George Gallup found the same thing when he did his study, a cross-section of the nation.
People give to change lives and save lives. Don't sell the tax, Instead be passionate about the vision and mission of your institution.
Myth 7: You don't need a powerful board to have a successful campaign.
That can happen, but the odds are strongly against it. All of the evidence clearly demonstrates that the board leads the way.
They should give sacrificially. They should work faithfully and unsparingly in any way that furthers the cause. They should be solicitors and fill key campaign leadership roles. In sum, they should be zealots, roaring advocates for the campaign. If the board doesn't care, why should anyone else?
Do I expect too much? Not at all. If your board brings less to the campaign, either you have the wrong directors or a troubled campaign on your hands.
Myth 8: Prospects need a great deal of cultivation before making a large gift.
I know I'm going to be called a traitor on this one. For years I've been singing the hymn of nurturing fundraising. Moreover, I'm an apostle of Si Seymour, who said you don't make a pickle out of a cucumber by squirting a little vinegar over it. You've got to immerse the thing.
But I urge you to consider two factors. The first is that a number of your donors are ready -- ready right now -- to make a major gift. There's no consequential value to making a dozen more contacts.
The second factor is that a request for a gift is actually a positive step in the cultivation process. Every major gift that's made is a launching pad for the next one. Only the next one will be larger.
Go for it. Begin practicing, at least on a limited basis, the concept of Ready, Fire, Aim. You know what. You'll be successful in more cases than not.
Myth 9: You can't ask for too much.
That's ridiculous. Pure rubbish.

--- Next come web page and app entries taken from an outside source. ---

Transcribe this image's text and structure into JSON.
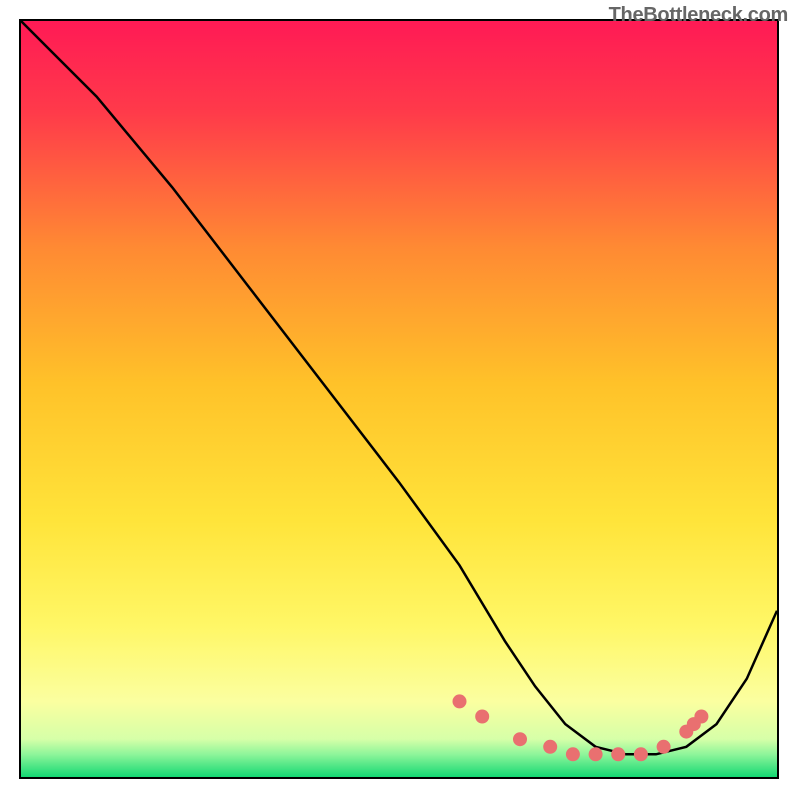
{
  "watermark": "TheBottleneck.com",
  "chart_data": {
    "type": "line",
    "title": "",
    "xlabel": "",
    "ylabel": "",
    "xlim": [
      0,
      100
    ],
    "ylim": [
      0,
      100
    ],
    "grid": false,
    "legend": false,
    "annotations": [],
    "background_gradient": {
      "top": "#ff1a4d",
      "upper": "#ff6a33",
      "mid": "#ffd633",
      "lower": "#ffff80",
      "band": "#f5ffb3",
      "bottom": "#19e07a"
    },
    "series": [
      {
        "name": "curve",
        "color": "#000000",
        "x": [
          0,
          4,
          10,
          20,
          30,
          40,
          50,
          58,
          64,
          68,
          72,
          76,
          80,
          84,
          88,
          92,
          96,
          100
        ],
        "values": [
          100,
          96,
          90,
          78,
          65,
          52,
          39,
          28,
          18,
          12,
          7,
          4,
          3,
          3,
          4,
          7,
          13,
          22
        ]
      }
    ],
    "highlight_points": {
      "color": "#e97070",
      "radius": 7,
      "x": [
        58,
        61,
        66,
        70,
        73,
        76,
        79,
        82,
        85,
        88,
        89,
        90
      ],
      "values": [
        10,
        8,
        5,
        4,
        3,
        3,
        3,
        3,
        4,
        6,
        7,
        8
      ]
    }
  }
}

That makes as much sense as George Bernard Shaw's comment that he thanks God he's an atheist. Of course you can ask for too much.
Let me tell you what happens. The prospect (sometimes known as a real man or woman) is asked for $100,000. He loves the organization, but he's thinking $10,000.
Further, his net worth, his annual giving, and his philanthropy to other organizations all indicate that $10,000 is about right, and that $100,000 would be completely out of the question.
But, say the theorists, the prospect 'will be complimented by your asking for the higher amount.' Wrong. The prospect will feel that not only have you been smoking the stuff, you've been inhaling.
What typically happens is that rather than be embarrassed with the $10,000 gift, it's easier for the prospect to give nothing.
I've seen it happen time and again where an evaluation committee rates their prospects far too high. "What have we got to lose," they say. "We'll ask for that and let him come down."
They'll come down all right … down to zero.
Myth 10: People give to people.
This is perhaps the oldest of our venerable fundraising verities … and probably the most misunderstood.
If 'people give to people,' it's most likely because of the high regard for one of the staff, usually the chief executive officer. But it could also be a physician who calls on a grateful patient. Or a faculty member beloved by one of his former students.
People give to great causes and to meet urgent and compelling needs. They give to institutions in whose vision and dreams they can identify. They give to programs that seize the soul and spirit. And often it is without regard to who makes the call.
For years I followed many of these 'old truths,' passed them on now for three generations. I kept wondering: why am I having problems, why am I missing opportunities, why aren't these hallowed truths working?
And, yes, I've learned from my mistakes. But old truths die hard, and I'm still learning.
Back to PANASCOPE Index